People watch basketball because it is entertaining. The NBA’s entertainment value is what garnered you your millions. Don’t get me wrong. You have earned your contracts with outstanding play. In the NBA ecosystem, your contract is well-deserved, as you are an incredibly gifted athlete who has performed consistently on the biggest stages. Still, there are many other sports that aren’t nearly as entertaining as NBA basketball, thus not worth the billions of dollars that the NBA is worth. Sport, in and of itself, is not what earned you millions. Marketable entertainment value did.
You need to accept that people, including your beloved “blog boys”, are perfectly within their right to criticize your decisions if those decisions make their preferred form of entertainment slightly less so. It’s true NBA fans have varying levels of basketball knowledge. I get just as frustrated arguing with Kobe fans over his value. I’ll leave it to you to guess which side I argue.
In any case, your reactions to any criticism over your decision to sign with the Warriors has been rather juvenile. You are missing the fans’ primary argument.
Contrary to popular “old school thought”, most modern fans are, in fact, pro labor as it pertains to NBA players. We cheer for your agency in Free Agency.
Many don’t lament the buddy-buddy nature of the current NBA landscape.
Probably half of fans don’t even care about who “the man” on any particularly team is. The “alpha-dog” conversation is rather blasé at this point. We have collectively accepted and lowered its status seemingly at the same time.

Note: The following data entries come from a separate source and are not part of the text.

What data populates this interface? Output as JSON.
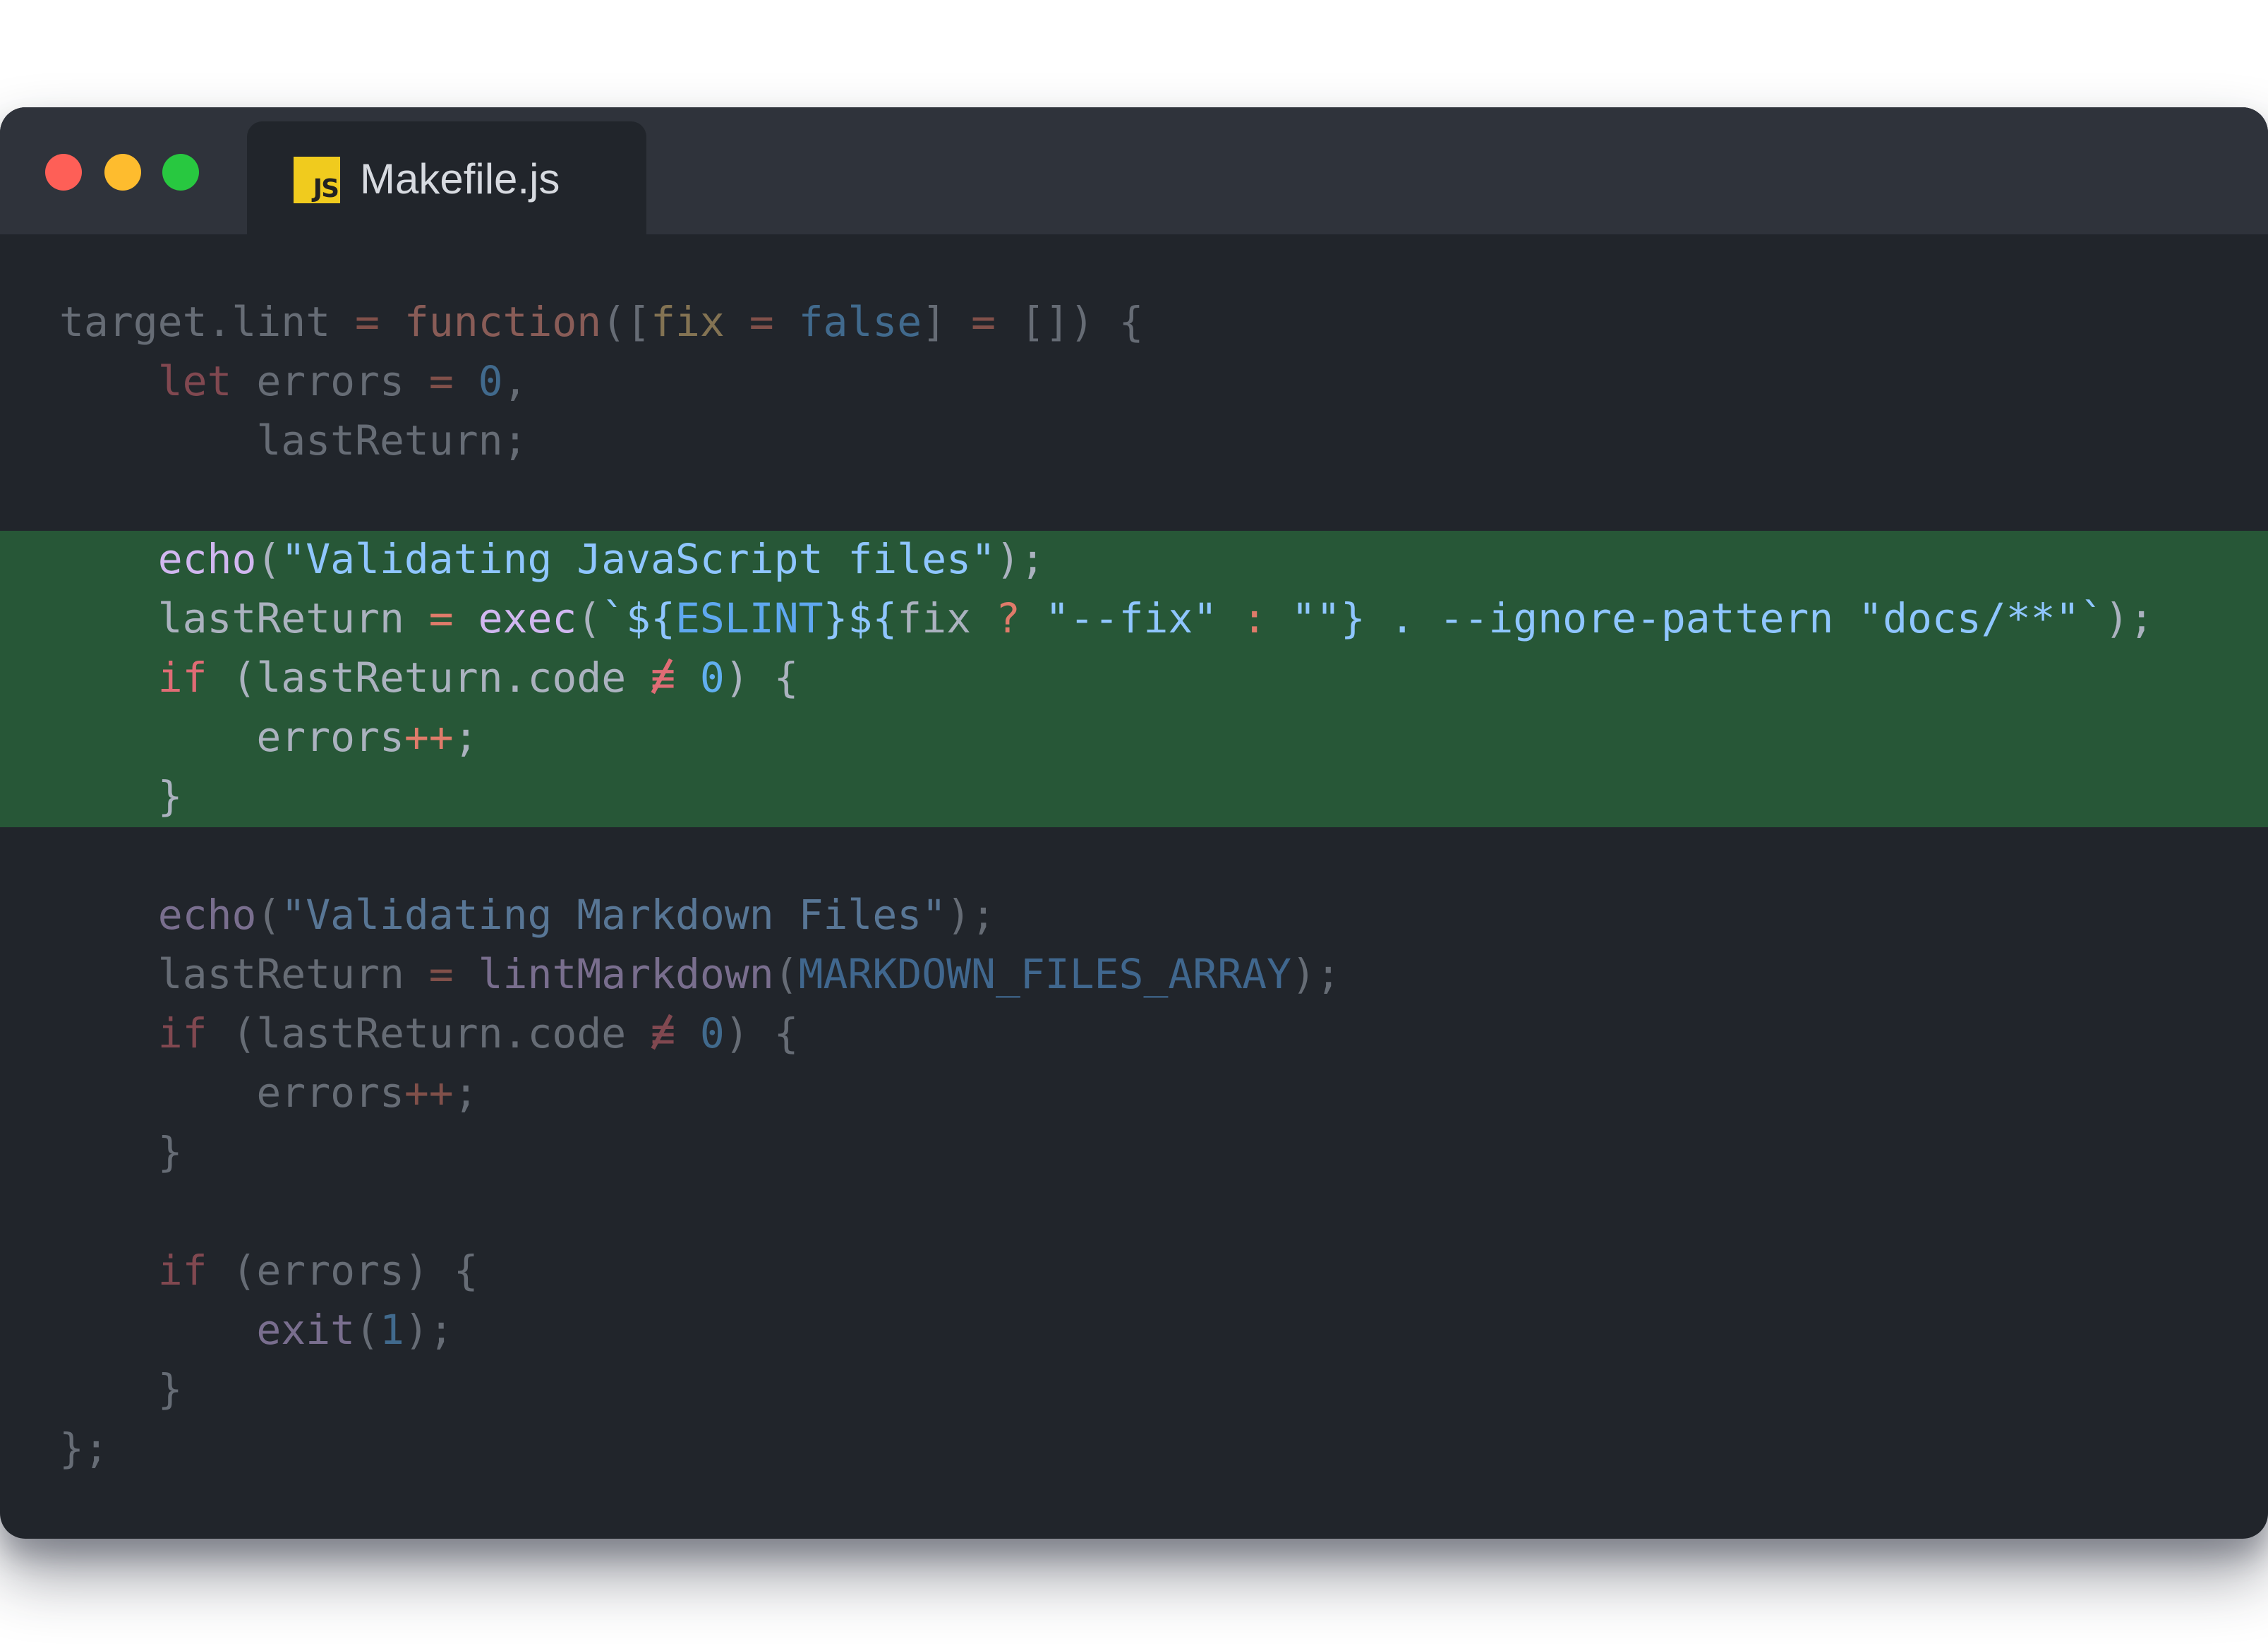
{
  "tab": {
    "filename": "Makefile.js",
    "language_badge": "JS",
    "icon": "javascript-file-icon"
  },
  "window_controls": [
    "close",
    "minimize",
    "maximize"
  ],
  "colors": {
    "close": "#fe5f57",
    "minimize": "#febc2e",
    "maximize": "#28c840",
    "editor_background": "#21252b",
    "highlight_background": "#275737",
    "js_badge": "#f0cb1e"
  },
  "highlighted_lines": [
    5,
    6,
    7,
    8,
    9
  ],
  "code": {
    "lines": [
      [
        {
          "t": "target.lint "
        },
        {
          "t": "=",
          "c": "o"
        },
        {
          "t": " "
        },
        {
          "t": "function",
          "c": "f"
        },
        {
          "t": "(["
        },
        {
          "t": "fix",
          "c": "v"
        },
        {
          "t": " "
        },
        {
          "t": "=",
          "c": "o"
        },
        {
          "t": " "
        },
        {
          "t": "false",
          "c": "n"
        },
        {
          "t": "] "
        },
        {
          "t": "=",
          "c": "o"
        },
        {
          "t": " []) {"
        }
      ],
      [
        {
          "t": "    "
        },
        {
          "t": "let",
          "c": "k"
        },
        {
          "t": " errors "
        },
        {
          "t": "=",
          "c": "o"
        },
        {
          "t": " "
        },
        {
          "t": "0",
          "c": "n"
        },
        {
          "t": ","
        }
      ],
      [
        {
          "t": "        lastReturn;"
        }
      ],
      [],
      [
        {
          "t": "    "
        },
        {
          "t": "echo",
          "c": "b"
        },
        {
          "t": "("
        },
        {
          "t": "\"Validating JavaScript files\"",
          "c": "s"
        },
        {
          "t": ");"
        }
      ],
      [
        {
          "t": "    lastReturn "
        },
        {
          "t": "=",
          "c": "o"
        },
        {
          "t": " "
        },
        {
          "t": "exec",
          "c": "b"
        },
        {
          "t": "("
        },
        {
          "t": "`${",
          "c": "s"
        },
        {
          "t": "ESLINT",
          "c": "c"
        },
        {
          "t": "}${",
          "c": "s"
        },
        {
          "t": "fix "
        },
        {
          "t": "?",
          "c": "o"
        },
        {
          "t": " "
        },
        {
          "t": "\"--fix\"",
          "c": "s"
        },
        {
          "t": " "
        },
        {
          "t": ":",
          "c": "o"
        },
        {
          "t": " "
        },
        {
          "t": "\"\"",
          "c": "s"
        },
        {
          "t": "}",
          "c": "s"
        },
        {
          "t": " . --ignore-pattern \"docs/**\"`",
          "c": "s"
        },
        {
          "t": ");"
        }
      ],
      [
        {
          "t": "    "
        },
        {
          "t": "if",
          "c": "k"
        },
        {
          "t": " (lastReturn.code "
        },
        {
          "t": "≡",
          "c": "ne"
        },
        {
          "t": " "
        },
        {
          "t": "0",
          "c": "n"
        },
        {
          "t": ") {"
        }
      ],
      [
        {
          "t": "        errors"
        },
        {
          "t": "++",
          "c": "o"
        },
        {
          "t": ";"
        }
      ],
      [
        {
          "t": "    }"
        }
      ],
      [],
      [
        {
          "t": "    "
        },
        {
          "t": "echo",
          "c": "b"
        },
        {
          "t": "("
        },
        {
          "t": "\"Validating Markdown Files\"",
          "c": "s"
        },
        {
          "t": ");"
        }
      ],
      [
        {
          "t": "    lastReturn "
        },
        {
          "t": "=",
          "c": "o"
        },
        {
          "t": " "
        },
        {
          "t": "lintMarkdown",
          "c": "b"
        },
        {
          "t": "("
        },
        {
          "t": "MARKDOWN_FILES_ARRAY",
          "c": "c"
        },
        {
          "t": ");"
        }
      ],
      [
        {
          "t": "    "
        },
        {
          "t": "if",
          "c": "k"
        },
        {
          "t": " (lastReturn.code "
        },
        {
          "t": "≡",
          "c": "ne"
        },
        {
          "t": " "
        },
        {
          "t": "0",
          "c": "n"
        },
        {
          "t": ") {"
        }
      ],
      [
        {
          "t": "        errors"
        },
        {
          "t": "++",
          "c": "o"
        },
        {
          "t": ";"
        }
      ],
      [
        {
          "t": "    }"
        }
      ],
      [],
      [
        {
          "t": "    "
        },
        {
          "t": "if",
          "c": "k"
        },
        {
          "t": " (errors) {"
        }
      ],
      [
        {
          "t": "        "
        },
        {
          "t": "exit",
          "c": "b"
        },
        {
          "t": "("
        },
        {
          "t": "1",
          "c": "n"
        },
        {
          "t": ");"
        }
      ],
      [
        {
          "t": "    }"
        }
      ],
      [
        {
          "t": "};"
        }
      ]
    ]
  }
}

Personally, I don’t mind that players want to surround themselves with other good players to form a pleasant work environment. I doubt I’m alone in that. That all sounds fine.

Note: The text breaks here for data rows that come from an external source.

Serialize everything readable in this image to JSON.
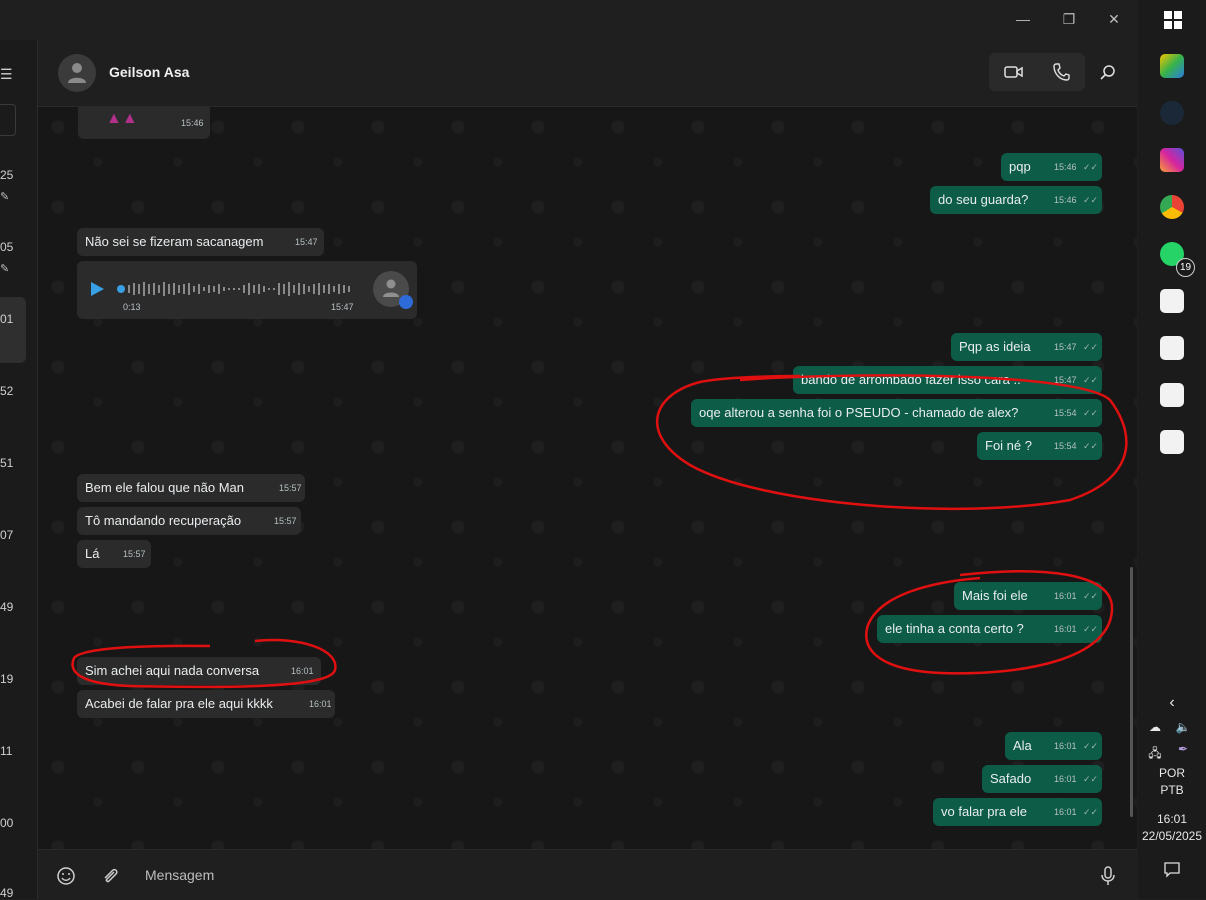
{
  "window": {
    "minimize_glyph": "—",
    "restore_glyph": "❐",
    "close_glyph": "✕"
  },
  "left_strip": {
    "numbers": [
      "25",
      "05",
      "01",
      "52",
      "51",
      "07",
      "49",
      "19",
      "11",
      "00",
      "49"
    ]
  },
  "header": {
    "contact_name": "Geilson Asa"
  },
  "composer": {
    "placeholder": "Mensagem"
  },
  "messages": [
    {
      "dir": "in",
      "text": "",
      "time": "15:46"
    },
    {
      "dir": "out",
      "text": "pqp",
      "time": "15:46"
    },
    {
      "dir": "out",
      "text": "do seu guarda?",
      "time": "15:46"
    },
    {
      "dir": "in",
      "text": "Não sei se fizeram sacanagem",
      "time": "15:47"
    },
    {
      "dir": "in",
      "type": "voice",
      "duration": "0:13",
      "time": "15:47"
    },
    {
      "dir": "out",
      "text": "Pqp as ideia",
      "time": "15:47"
    },
    {
      "dir": "out",
      "text": "bando de arrombado fazer isso cara ..",
      "time": "15:47"
    },
    {
      "dir": "out",
      "text": "oqe alterou a senha foi o PSEUDO - chamado de alex?",
      "time": "15:54"
    },
    {
      "dir": "out",
      "text": "Foi né ?",
      "time": "15:54"
    },
    {
      "dir": "in",
      "text": "Bem ele falou que não Man",
      "time": "15:57"
    },
    {
      "dir": "in",
      "text": "Tô mandando recuperação",
      "time": "15:57"
    },
    {
      "dir": "in",
      "text": "Lá",
      "time": "15:57"
    },
    {
      "dir": "out",
      "text": "Mais foi ele",
      "time": "16:01"
    },
    {
      "dir": "out",
      "text": "ele tinha a conta certo ?",
      "time": "16:01"
    },
    {
      "dir": "in",
      "text": "Sim achei aqui nada conversa",
      "time": "16:01"
    },
    {
      "dir": "in",
      "text": "Acabei de falar pra ele aqui kkkk",
      "time": "16:01"
    },
    {
      "dir": "out",
      "text": "Ala",
      "time": "16:01"
    },
    {
      "dir": "out",
      "text": "Safado",
      "time": "16:01"
    },
    {
      "dir": "out",
      "text": "vo falar pra ele",
      "time": "16:01"
    }
  ],
  "taskbar": {
    "whatsapp_badge": "19",
    "lang_line1": "POR",
    "lang_line2": "PTB",
    "clock_time": "16:01",
    "clock_date": "22/05/2025"
  },
  "colors": {
    "outgoing": "#0c5c48",
    "incoming": "#2b2b2b",
    "annotation": "#e01010"
  }
}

Don’t equate your work environment to the average fans’ work environment. Ninety percent are not haters for the sake of hating. Whether they actively understand the difference between Loop and Floppy, could identify a left-handed Hezzy, or only barely comprehend a basic Pick and Roll, their annoyance at your decision is not based on their basketball acumen. It’s also not based on a desire to disregard the normal human being that you are.
Instead, those fans who supply your rightfully earned millions of dollars simply want a good product. An entertaining product. If one team becomes incredibly powerful because your particular free agency has robbed the NBA a smidge of its drama, you can’t very well blame the fans if they get a little perturbed.
Some would argue that the league is more entertaining when there are super dominant teams. That’s not really relevant. Some would also argue that competitive balance is more entertaining. People have their agency to come to whatever opinion they prefer.
Your consistent social media and podcast whining about how fans just don’t understand basketball and/or NBA work life has outed you as someone who doesn’t understand the fundamental value of your job. To entertain.
You often incredulously respond to tough questions with “what does that even mean?” Let me help.
Look, I make my living as a singer and actor. I literally am an entertainer as well. I am also an artist. I very much love when I have the opportunity to collaborate with my talented friends. Our individual artistic talents combined with our friendships can often lift a production to great heights.
Indeed, the audience is more likely to enjoy a show with many talented players more than they enjoy a show with just one star surrounded by a mediocre supporting cast.
I get where you are coming from on that account. You shouldn’t be penalized for wanting to evolve as a basketball artist via collaboration with other high level artists. For you, it’s about the art of basketball. My artistry is the primary reason I do what I do as well. Both of us would, and frequently do, create our respective arts regardless of public consumption. You live to hoop. It is your art. I feel you.
Yet, the problem with only focusing on the artistic aspect is that the public does matter for our paychecks. The art is also the job. Furthermore, our jobs aren’t completely analogous. My actual job isn’t a competition (getting the job is ultra competitive, but that is something else).
Sure there are awards if one does well, but a particular opera production isn’t actively competing against another opera production for superiority. There is no inherently tangible entertainment value to that competition.
So please, Mr. Durant, understand that your primary monetary value lies in the entertainment field and that NBA entertainment is reliant on a suitable level of competitive suspense.
If a fan is less entertained now than before your decision, maybe you could try to trot out the old “agree to disagree” trope. The fans aren’t out to get you. They aren’t all idiotic basketball minds. They just like to watch a good sports flick every season.
Your choice to sign with the Warriors is rather like shouting the end of a movie during the opening credits. Talk about a Spoiler. Yeah, real filmheads still might enjoy expert-screen writing and shot structure, but that spoiler does rob us of a great delight, the unknown.
P.S. Thank you for preventing Steph Curry from winning Finals MVP these past two years. That guy…
P.P.S. Kobe as your second best player ever? Really? Sigh